# [Exercise aim]
Check the records below line by line. Give the count of lines with "periodic", and nothing else.

(Saved entries)
━━━━━━
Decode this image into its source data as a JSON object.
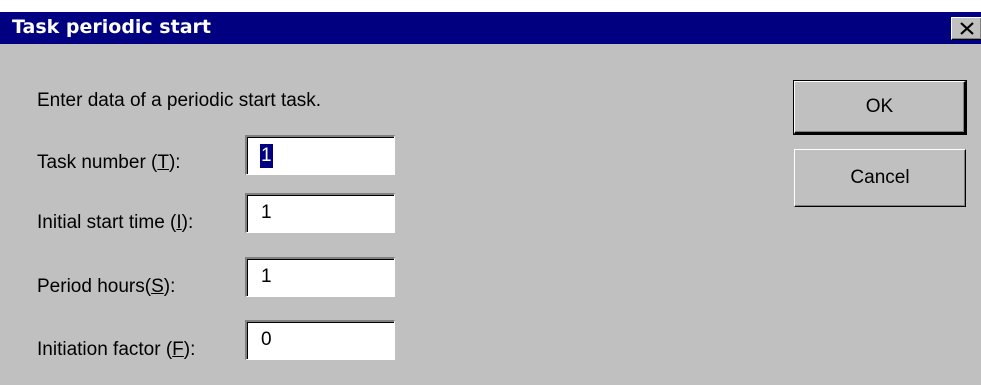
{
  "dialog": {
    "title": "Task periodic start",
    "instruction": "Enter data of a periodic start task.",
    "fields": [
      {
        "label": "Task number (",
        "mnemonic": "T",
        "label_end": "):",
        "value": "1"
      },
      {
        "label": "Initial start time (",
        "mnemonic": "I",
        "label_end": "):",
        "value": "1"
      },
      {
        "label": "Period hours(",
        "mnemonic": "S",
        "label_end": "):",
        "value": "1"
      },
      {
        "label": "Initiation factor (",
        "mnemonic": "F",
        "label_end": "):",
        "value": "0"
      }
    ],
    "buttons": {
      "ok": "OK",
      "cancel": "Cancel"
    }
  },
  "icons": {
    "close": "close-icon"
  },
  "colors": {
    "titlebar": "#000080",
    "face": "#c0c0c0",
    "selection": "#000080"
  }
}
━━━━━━
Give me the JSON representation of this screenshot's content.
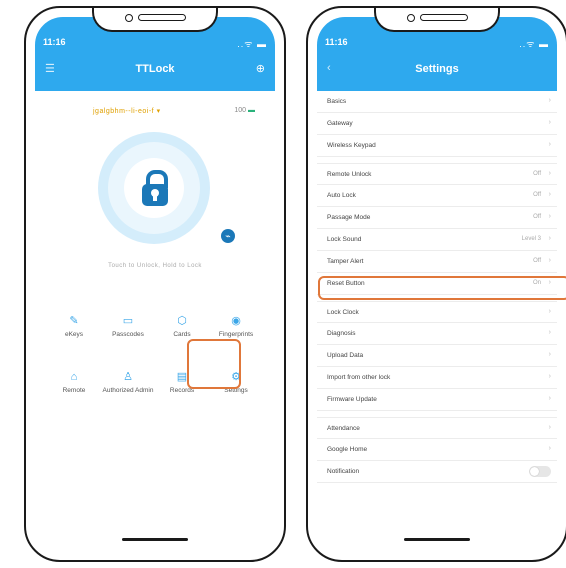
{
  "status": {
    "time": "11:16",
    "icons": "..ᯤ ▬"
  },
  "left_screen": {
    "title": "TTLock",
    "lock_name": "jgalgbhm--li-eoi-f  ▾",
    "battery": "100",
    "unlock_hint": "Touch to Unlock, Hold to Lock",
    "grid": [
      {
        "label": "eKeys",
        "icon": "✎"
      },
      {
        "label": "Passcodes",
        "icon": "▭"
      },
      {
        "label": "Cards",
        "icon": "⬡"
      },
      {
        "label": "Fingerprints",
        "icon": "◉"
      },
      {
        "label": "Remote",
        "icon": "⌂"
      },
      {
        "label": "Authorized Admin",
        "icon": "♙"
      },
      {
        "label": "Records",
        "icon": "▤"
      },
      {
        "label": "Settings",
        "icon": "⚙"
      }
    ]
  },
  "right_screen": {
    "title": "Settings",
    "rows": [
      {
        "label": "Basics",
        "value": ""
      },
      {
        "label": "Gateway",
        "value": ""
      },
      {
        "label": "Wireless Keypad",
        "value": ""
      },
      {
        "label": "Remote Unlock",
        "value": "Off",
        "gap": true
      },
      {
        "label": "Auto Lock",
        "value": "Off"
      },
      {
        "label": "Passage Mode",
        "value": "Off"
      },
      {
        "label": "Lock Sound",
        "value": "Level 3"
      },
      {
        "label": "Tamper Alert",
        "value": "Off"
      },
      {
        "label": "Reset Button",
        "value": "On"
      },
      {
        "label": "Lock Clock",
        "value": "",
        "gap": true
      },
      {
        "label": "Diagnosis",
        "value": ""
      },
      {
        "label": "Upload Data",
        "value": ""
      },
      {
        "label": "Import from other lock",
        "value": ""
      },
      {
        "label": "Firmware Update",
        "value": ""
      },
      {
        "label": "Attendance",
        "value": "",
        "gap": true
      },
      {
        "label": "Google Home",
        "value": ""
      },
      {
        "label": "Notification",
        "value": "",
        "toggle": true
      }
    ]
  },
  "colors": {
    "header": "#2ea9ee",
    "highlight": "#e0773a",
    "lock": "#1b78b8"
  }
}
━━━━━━
# [Solution for this problem]
2